- Opening Delimiter -
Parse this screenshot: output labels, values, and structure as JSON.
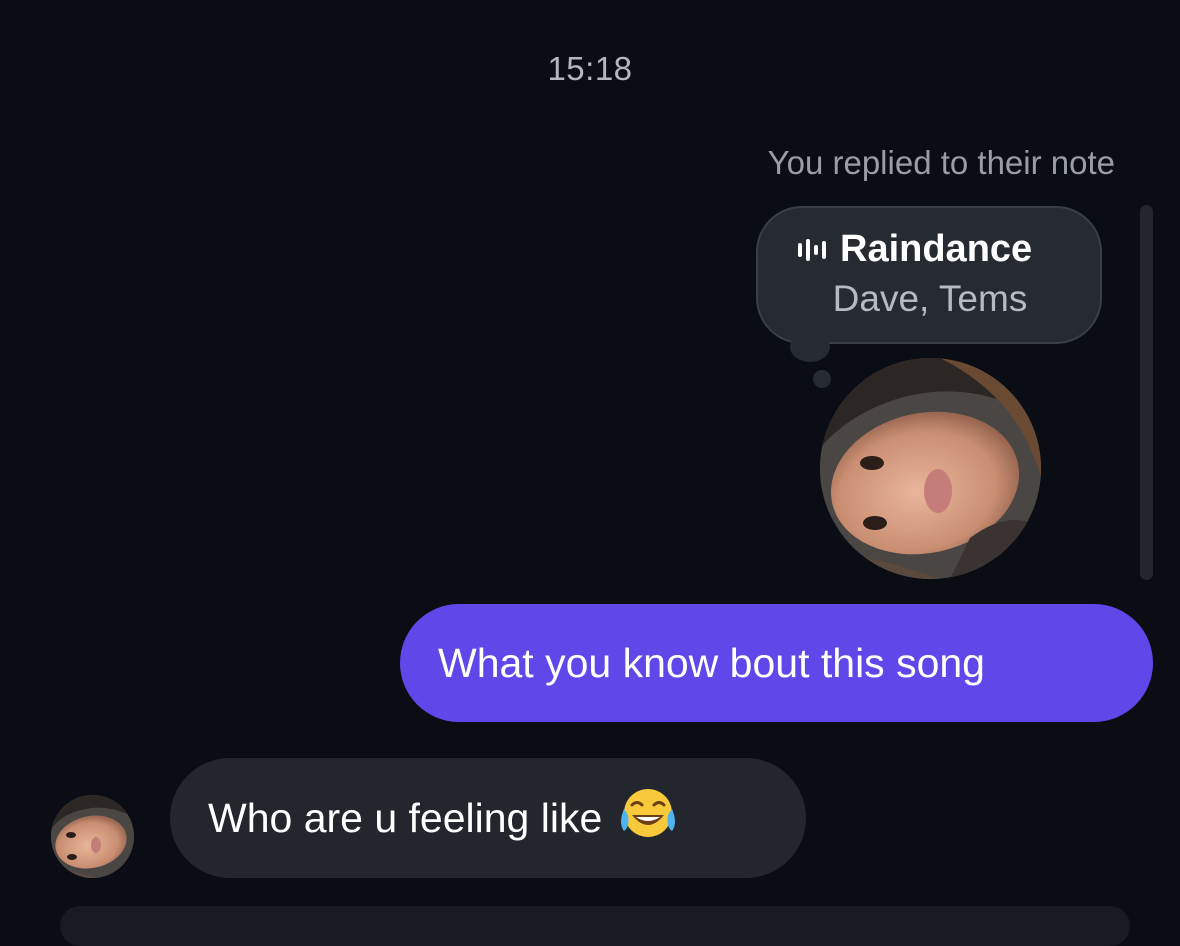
{
  "thread": {
    "timestamp": "15:18",
    "reply_context": "You replied to their note",
    "note": {
      "song_title": "Raindance",
      "artists": "Dave, Tems",
      "icon": "sound-wave-icon"
    },
    "messages": [
      {
        "direction": "sent",
        "text": "What you know bout this song"
      },
      {
        "direction": "received",
        "text": "Who are u feeling like",
        "emoji": "face-with-tears-of-joy"
      }
    ]
  },
  "colors": {
    "background": "#0b0d14",
    "sent_bubble": "#5f48ea",
    "received_bubble": "#23262c",
    "note_bubble": "#262a31"
  }
}
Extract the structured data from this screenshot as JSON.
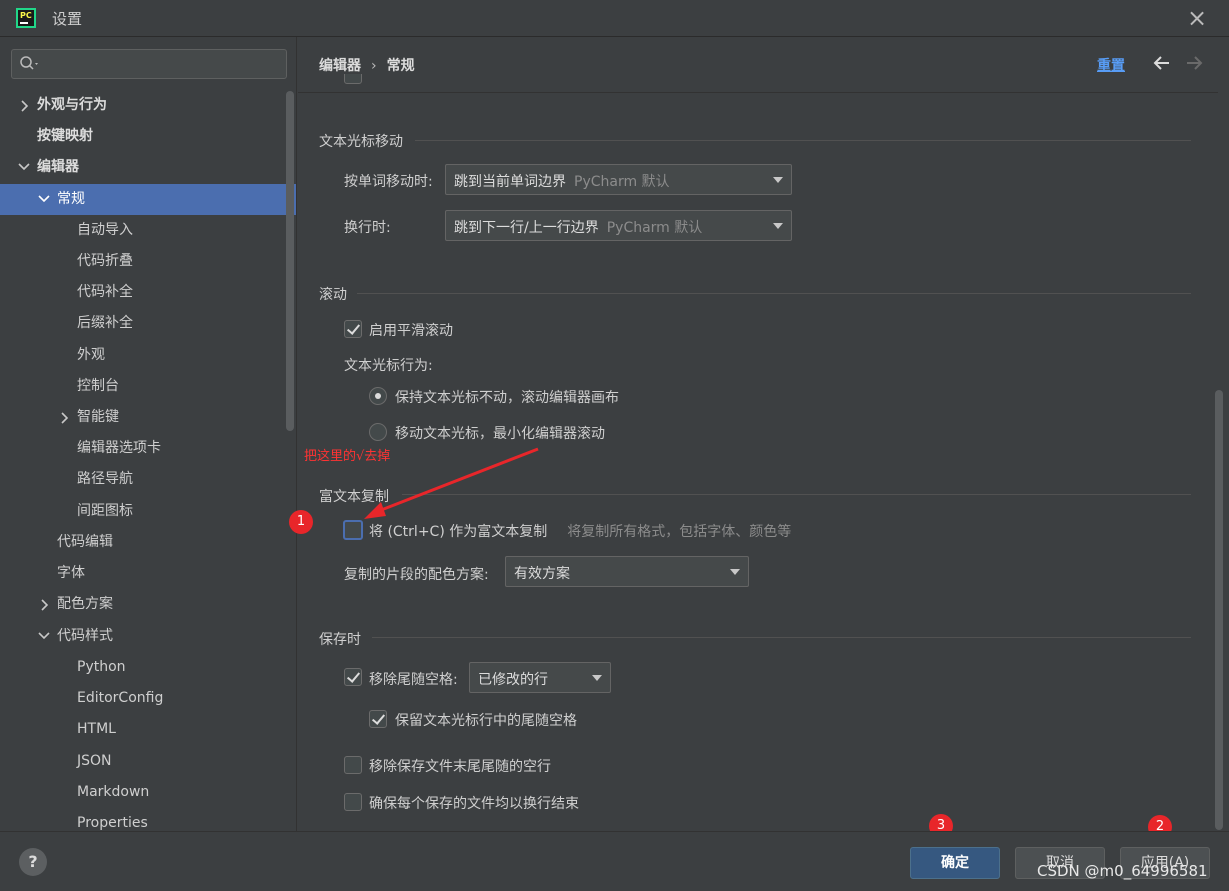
{
  "window": {
    "title": "设置",
    "close_icon": "×"
  },
  "sidebar": {
    "search_placeholder": "",
    "items": [
      {
        "label": "外观与行为"
      },
      {
        "label": "按键映射"
      },
      {
        "label": "编辑器"
      },
      {
        "label": "常规"
      },
      {
        "label": "自动导入"
      },
      {
        "label": "代码折叠"
      },
      {
        "label": "代码补全"
      },
      {
        "label": "后缀补全"
      },
      {
        "label": "外观"
      },
      {
        "label": "控制台"
      },
      {
        "label": "智能键"
      },
      {
        "label": "编辑器选项卡"
      },
      {
        "label": "路径导航"
      },
      {
        "label": "间距图标"
      },
      {
        "label": "代码编辑"
      },
      {
        "label": "字体"
      },
      {
        "label": "配色方案"
      },
      {
        "label": "代码样式"
      },
      {
        "label": "Python"
      },
      {
        "label": "EditorConfig"
      },
      {
        "label": "HTML"
      },
      {
        "label": "JSON"
      },
      {
        "label": "Markdown"
      },
      {
        "label": "Properties"
      }
    ]
  },
  "header": {
    "breadcrumb_parent": "编辑器",
    "breadcrumb_sep": "›",
    "breadcrumb_current": "常规",
    "reset_label": "重置"
  },
  "caret_movement": {
    "title": "文本光标移动",
    "word_label": "按单词移动时:",
    "word_value": "跳到当前单词边界",
    "word_hint": "PyCharm 默认",
    "line_label": "换行时:",
    "line_value": "跳到下一行/上一行边界",
    "line_hint": "PyCharm 默认"
  },
  "scrolling": {
    "title": "滚动",
    "smooth_label": "启用平滑滚动",
    "smooth_checked": true,
    "caret_behavior_label": "文本光标行为:",
    "radio1_label": "保持文本光标不动，滚动编辑器画布",
    "radio2_label": "移动文本光标，最小化编辑器滚动"
  },
  "rich_copy": {
    "title": "富文本复制",
    "copy_label": "将 (Ctrl+C) 作为富文本复制",
    "copy_hint": "将复制所有格式，包括字体、颜色等",
    "copy_checked": false,
    "scheme_label": "复制的片段的配色方案:",
    "scheme_value": "有效方案"
  },
  "on_save": {
    "title": "保存时",
    "strip_label": "移除尾随空格:",
    "strip_checked": true,
    "strip_value": "已修改的行",
    "keep_caret_label": "保留文本光标行中的尾随空格",
    "keep_caret_checked": true,
    "remove_blank_label": "移除保存文件末尾尾随的空行",
    "ensure_newline_label": "确保每个保存的文件均以换行结束"
  },
  "annotations": {
    "instruction": "把这里的√去掉",
    "badge1": "1",
    "badge2": "2",
    "badge3": "3",
    "color": "#e8262a"
  },
  "footer": {
    "help_label": "?",
    "ok_label": "确定",
    "cancel_label": "取消",
    "apply_label": "应用(A)"
  },
  "watermark": "CSDN @m0_64996581",
  "colors": {
    "background": "#3c3f41",
    "selection": "#4b6eaf",
    "link": "#589df6",
    "primary_button": "#365880"
  }
}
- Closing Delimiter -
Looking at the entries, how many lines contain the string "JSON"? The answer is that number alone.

3